Aligning, integrating and applying the behavioural sciences

weapons inspectors’

What Kind of Endgame? What Kind of Syria?

Of course, you can find a steady drip of news from Syria if you look for it; but there haven’t been that many front page headlines about the Syrian conflict since the US stepped back from the brink of a missile attack in the Summer. Under tentative Russian protection, the Syrian Government appears to have co-operated fully with the United Nations weapons inspectors who are reported to be making good progress (BBC News, 2013b) While no one should underestimate how dangerous the inspectors’ task is – and they haven’t yet been able to access some sites which are in highly-contested areas – their success has been without the kind of nightmare casualties I envisaged in Putin a 2nd Tier Thinker. (The BBC’s Jonathan Marcus (2013b) was just one expert who foresaw similar scenarios.) So far the weapons inspectors have done remarkably well, the Syrian Government is credited with meeting its obligations to the UN Security Council and Vladimir Putin with getting them to do that…and the world has breathed a collective sigh of relief. Given the commercial media’s RED/ORANGE rapacious appetite for new and exciting events to draw in the audience, it’s not too surprising the media’s attention has largely gone elsewhere.… Read More

Could the Increased Islamist Presence provide a Way Out of the Syrian Impasse?

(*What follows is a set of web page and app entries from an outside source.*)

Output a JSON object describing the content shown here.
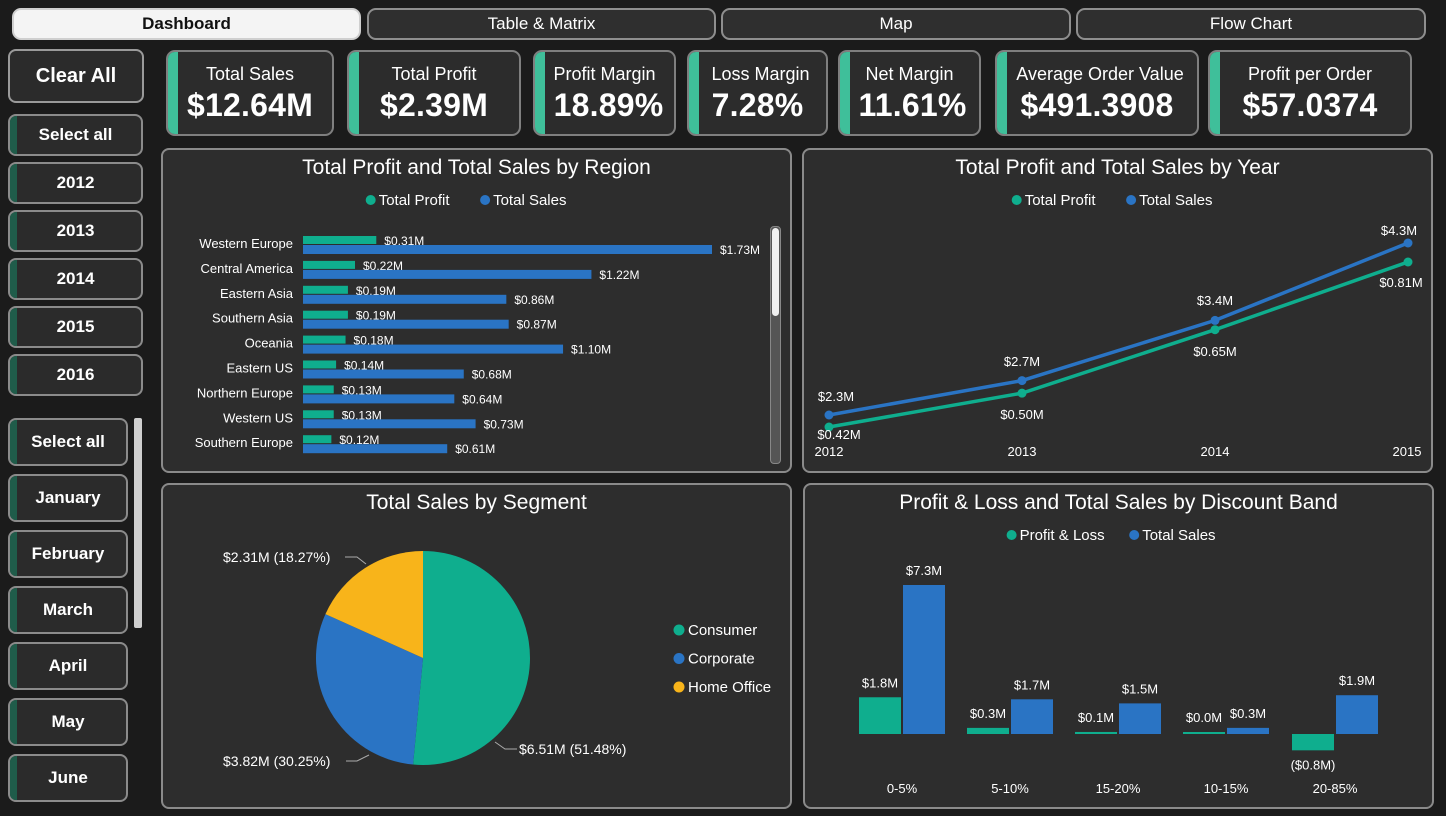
{
  "colors": {
    "teal": "#0fae8e",
    "blue": "#2a74c4",
    "yellow": "#f8b41a",
    "panel": "#2d2d2d"
  },
  "tabs": [
    "Dashboard",
    "Table & Matrix",
    "Map",
    "Flow Chart"
  ],
  "slicers": {
    "clear_all": "Clear All",
    "years": [
      "Select all",
      "2012",
      "2013",
      "2014",
      "2015",
      "2016"
    ],
    "months": [
      "Select all",
      "January",
      "February",
      "March",
      "April",
      "May",
      "June"
    ]
  },
  "kpis": [
    {
      "label": "Total Sales",
      "value": "$12.64M"
    },
    {
      "label": "Total Profit",
      "value": "$2.39M"
    },
    {
      "label": "Profit Margin",
      "value": "18.89%"
    },
    {
      "label": "Loss Margin",
      "value": "7.28%"
    },
    {
      "label": "Net Margin",
      "value": "11.61%"
    },
    {
      "label": "Average Order Value",
      "value": "$491.3908"
    },
    {
      "label": "Profit per Order",
      "value": "$57.0374"
    }
  ],
  "chart_data": [
    {
      "type": "bar",
      "orientation": "horizontal",
      "title": "Total Profit and Total Sales by Region",
      "legend": [
        "Total Profit",
        "Total Sales"
      ],
      "categories": [
        "Western Europe",
        "Central America",
        "Eastern Asia",
        "Southern Asia",
        "Oceania",
        "Eastern US",
        "Northern Europe",
        "Western US",
        "Southern Europe"
      ],
      "series": [
        {
          "name": "Total Profit",
          "values": [
            0.31,
            0.22,
            0.19,
            0.19,
            0.18,
            0.14,
            0.13,
            0.13,
            0.12
          ],
          "labels": [
            "$0.31M",
            "$0.22M",
            "$0.19M",
            "$0.19M",
            "$0.18M",
            "$0.14M",
            "$0.13M",
            "$0.13M",
            "$0.12M"
          ]
        },
        {
          "name": "Total Sales",
          "values": [
            1.73,
            1.22,
            0.86,
            0.87,
            1.1,
            0.68,
            0.64,
            0.73,
            0.61
          ],
          "labels": [
            "$1.73M",
            "$1.22M",
            "$0.86M",
            "$0.87M",
            "$1.10M",
            "$0.68M",
            "$0.64M",
            "$0.73M",
            "$0.61M"
          ]
        }
      ],
      "xlim": [
        0,
        1.73
      ]
    },
    {
      "type": "line",
      "title": "Total Profit and Total Sales by Year",
      "legend": [
        "Total Profit",
        "Total Sales"
      ],
      "x": [
        "2012",
        "2013",
        "2014",
        "2015"
      ],
      "series": [
        {
          "name": "Total Profit",
          "values": [
            0.42,
            0.5,
            0.65,
            0.81
          ],
          "labels": [
            "$0.42M",
            "$0.50M",
            "$0.65M",
            "$0.81M"
          ]
        },
        {
          "name": "Total Sales",
          "values": [
            2.3,
            2.7,
            3.4,
            4.3
          ],
          "labels": [
            "$2.3M",
            "$2.7M",
            "$3.4M",
            "$4.3M"
          ]
        }
      ]
    },
    {
      "type": "pie",
      "title": "Total Sales by Segment",
      "legend": [
        "Consumer",
        "Corporate",
        "Home Office"
      ],
      "slices": [
        {
          "name": "Consumer",
          "value": 51.48,
          "label": "$6.51M (51.48%)"
        },
        {
          "name": "Corporate",
          "value": 30.25,
          "label": "$3.82M (30.25%)"
        },
        {
          "name": "Home Office",
          "value": 18.27,
          "label": "$2.31M (18.27%)"
        }
      ]
    },
    {
      "type": "bar",
      "title": "Profit & Loss and Total Sales by Discount Band",
      "legend": [
        "Profit & Loss",
        "Total Sales"
      ],
      "categories": [
        "0-5%",
        "5-10%",
        "15-20%",
        "10-15%",
        "20-85%"
      ],
      "series": [
        {
          "name": "Profit & Loss",
          "values": [
            1.8,
            0.3,
            0.1,
            0.0,
            -0.8
          ],
          "labels": [
            "$1.8M",
            "$0.3M",
            "$0.1M",
            "$0.0M",
            "($0.8M)"
          ]
        },
        {
          "name": "Total Sales",
          "values": [
            7.3,
            1.7,
            1.5,
            0.3,
            1.9
          ],
          "labels": [
            "$7.3M",
            "$1.7M",
            "$1.5M",
            "$0.3M",
            "$1.9M"
          ]
        }
      ]
    }
  ]
}
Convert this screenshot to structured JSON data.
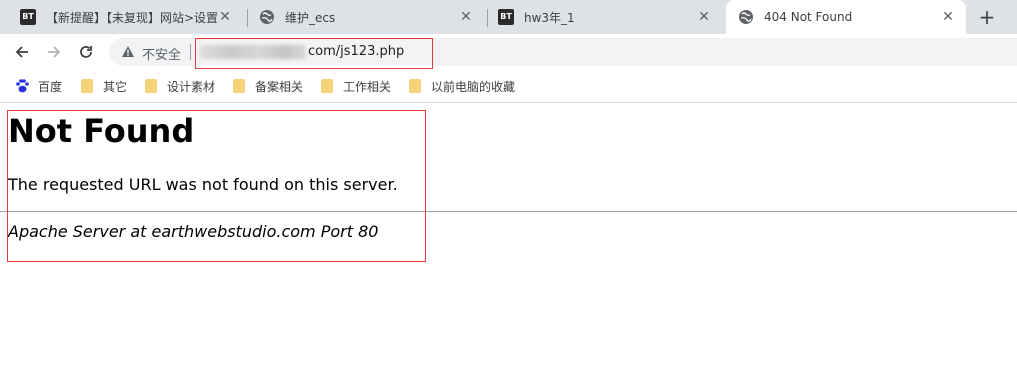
{
  "tabs": [
    {
      "title": "【新提醒】【未复现】网站>设置",
      "icon": "bt-icon"
    },
    {
      "title": "维护_ecs",
      "icon": "globe-icon"
    },
    {
      "title": "hw3年_1",
      "icon": "bt-icon"
    },
    {
      "title": "404 Not Found",
      "icon": "globe-icon",
      "active": true
    }
  ],
  "toolbar": {
    "security_label": "不安全",
    "url_visible": "com/js123.php"
  },
  "bookmarks": [
    {
      "label": "百度",
      "icon": "baidu-paw-icon"
    },
    {
      "label": "其它",
      "icon": "folder-icon"
    },
    {
      "label": "设计素材",
      "icon": "folder-icon"
    },
    {
      "label": "备案相关",
      "icon": "folder-icon"
    },
    {
      "label": "工作相关",
      "icon": "folder-icon"
    },
    {
      "label": "以前电脑的收藏",
      "icon": "folder-icon"
    }
  ],
  "page": {
    "heading": "Not Found",
    "message": "The requested URL was not found on this server.",
    "address": "Apache Server at earthwebstudio.com Port 80"
  },
  "colors": {
    "tabstrip_bg": "#dee1e6",
    "omnibox_bg": "#f1f3f4",
    "highlight_red": "#e53935",
    "folder_yellow": "#f6d27a",
    "baidu_blue": "#2932e1"
  }
}
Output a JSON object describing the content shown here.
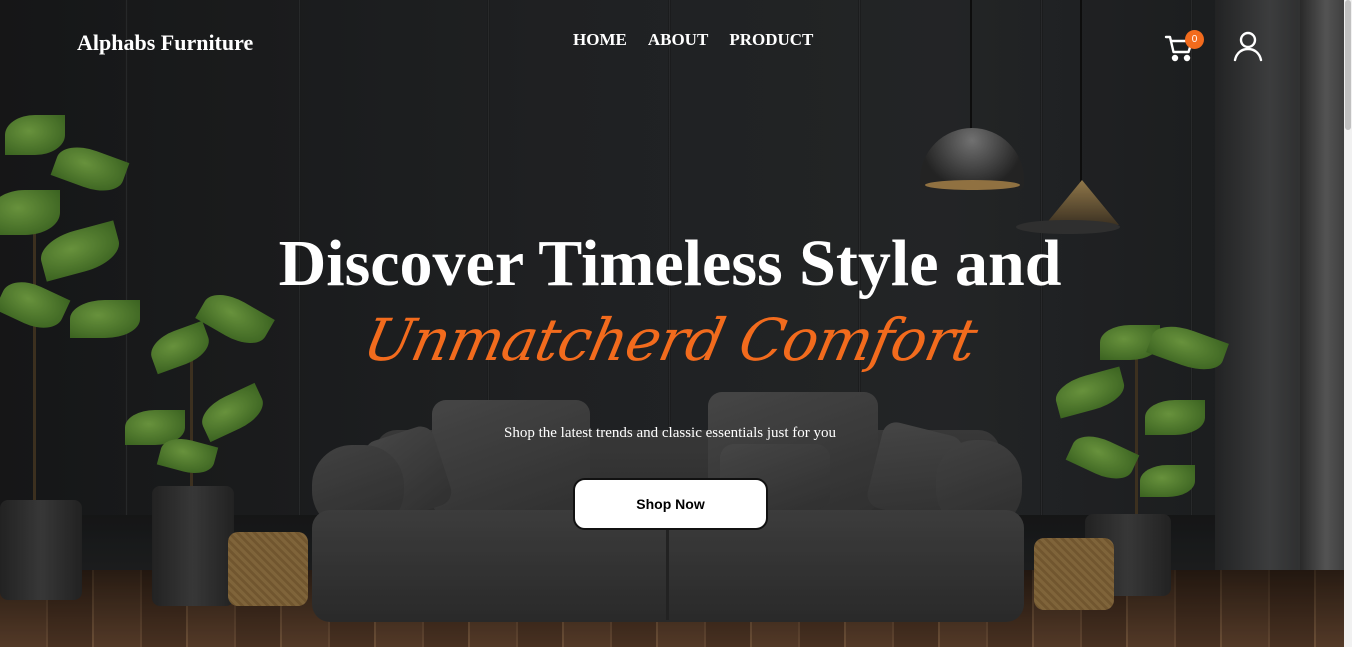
{
  "header": {
    "brand": "Alphabs Furniture",
    "nav": [
      "HOME",
      "ABOUT",
      "PRODUCT"
    ],
    "cart_count": "0",
    "cart_icon": "cart-icon",
    "user_icon": "user-icon"
  },
  "hero": {
    "title": "Discover Timeless Style and",
    "script": "Unmatcherd Comfort",
    "subtitle": "Shop the latest trends and classic essentials just for you",
    "cta": "Shop Now"
  },
  "colors": {
    "accent": "#f26b1d",
    "text": "#ffffff"
  }
}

In the wake of the Russo-American agreement on Syria’s chemical weapons, the war rumbles on, with a daily litany of shelling of civilians, torture, rape, murder and summary executions beyond the normal carnage of government soldiers and rebels butchering each other on whatever street, field or town square is their latest battlefield. Especially given the short timeframe for the identification, acquisition and destruction of Syria’s chemical weapons, the United Nations’ weapons inspectors have a truly daunting task ahead of them. A task the diplomats and the politicians may not appreciate the difficulty of. Paradoxically, given the Americans’ apparent readiness to resume the threat of missile strikes, it may be ‘their side’ – the rebels – which most jeopardises the inspectors’ mission. As Bashar al-Assad’s military have pretty much held together as a disciplined military force, the Russians will be able to lean heavily on the Syrian Government to let the inspectors get on with their job. However, the rebels are said to have fragmented so much that there may be up to 1,000 different groups now ranged against Assad. How on earth is any kind of centralised control going to be exerted on them to stop them hindering the inspectors? Without sufficient… Read More

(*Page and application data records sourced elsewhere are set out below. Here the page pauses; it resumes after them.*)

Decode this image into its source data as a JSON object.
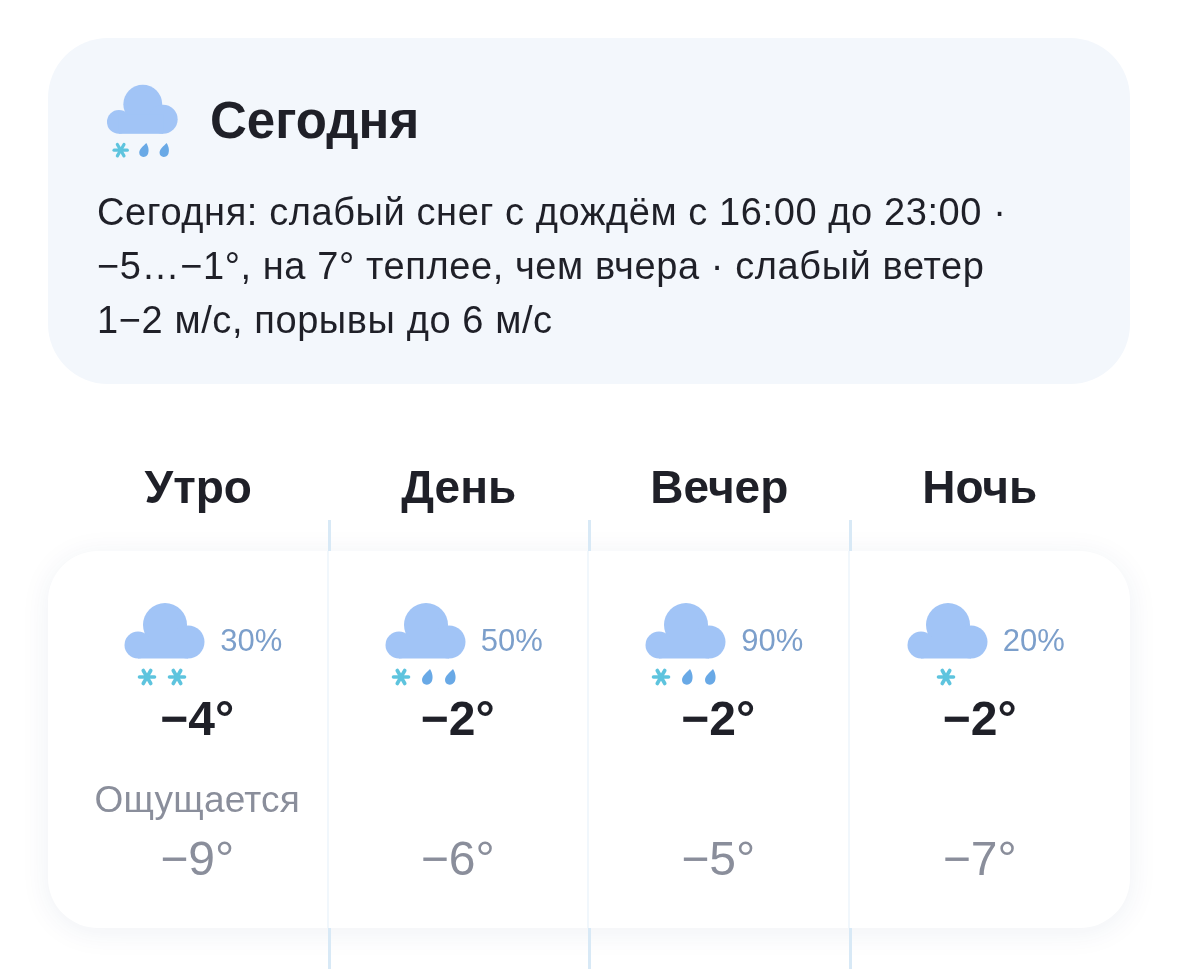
{
  "summary": {
    "kind": "sleet",
    "title": "Сегодня",
    "text": "Сегодня: слабый снег с дождём с 16:00 до 23:00 · −5…−1°, на 7° теплее, чем вчера · слабый ветер 1−2 м/с, порывы до 6 м/с"
  },
  "periods": [
    {
      "name": "Утро",
      "kind": "snow",
      "chance": "30%",
      "temp": "−4°",
      "feels_label": "Ощущается",
      "feels": "−9°"
    },
    {
      "name": "День",
      "kind": "sleet",
      "chance": "50%",
      "temp": "−2°",
      "feels": "−6°"
    },
    {
      "name": "Вечер",
      "kind": "sleet",
      "chance": "90%",
      "temp": "−2°",
      "feels": "−5°"
    },
    {
      "name": "Ночь",
      "kind": "flurries",
      "chance": "20%",
      "temp": "−2°",
      "feels": "−7°"
    }
  ]
}
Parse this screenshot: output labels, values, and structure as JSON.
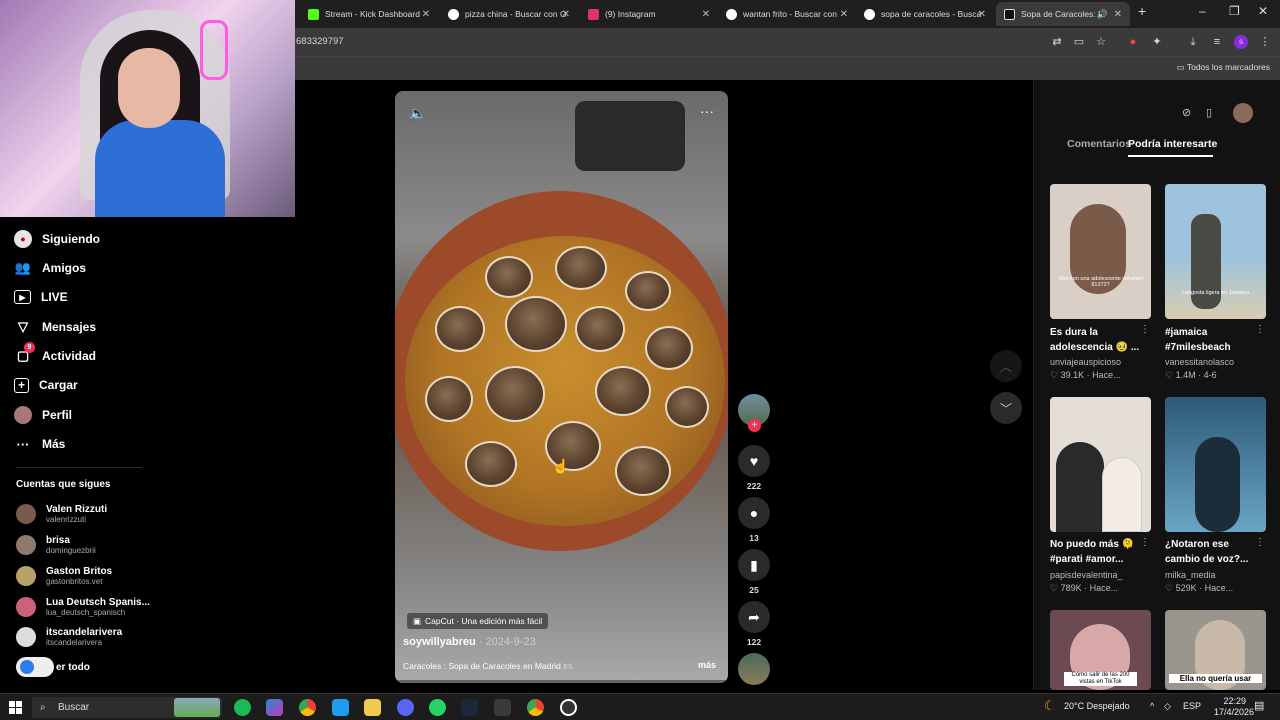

Cameron: “I get that!” (Or does He?)

  Look at David Cameron’s eyes in this BBC video extract from the conclusion of Thursday (29th) night’s debate in the House of Commons. They are full of cold fury when he says: “I get that and the Government will act accordingly.” Poor Dave had had a hard day, having been seriously mucked about by Ed Milliband . First Ed apparently indicated on Tuesday (27th) evening that he would support the principle of a missile attack on key Syrian military installations providing there could be no attack until a second vote approved it, following the weapons inspectors’ report due this weekend. Dave conceded that; but then Ed played a blinder Thursday morning: Labour would not support an attack until there was ‘compelling evidence’ that Bashar al-Assad’s government was indeed behind the appalling use of chemical weapons at Ghouta on Wednesday 21st. Since the weapons inspectors’ job was to ascertain unequivocally that a gas attack had taken place and what chemical agents had been used, rather than directly apportion blame, it was far from certain they would provide the ‘compelling evidence’ Ed demanded. Meanwhile, Associated Press was reporting that anonymous US intelligence agents were briefing that the evidence they had for Assad’s regime being… Read More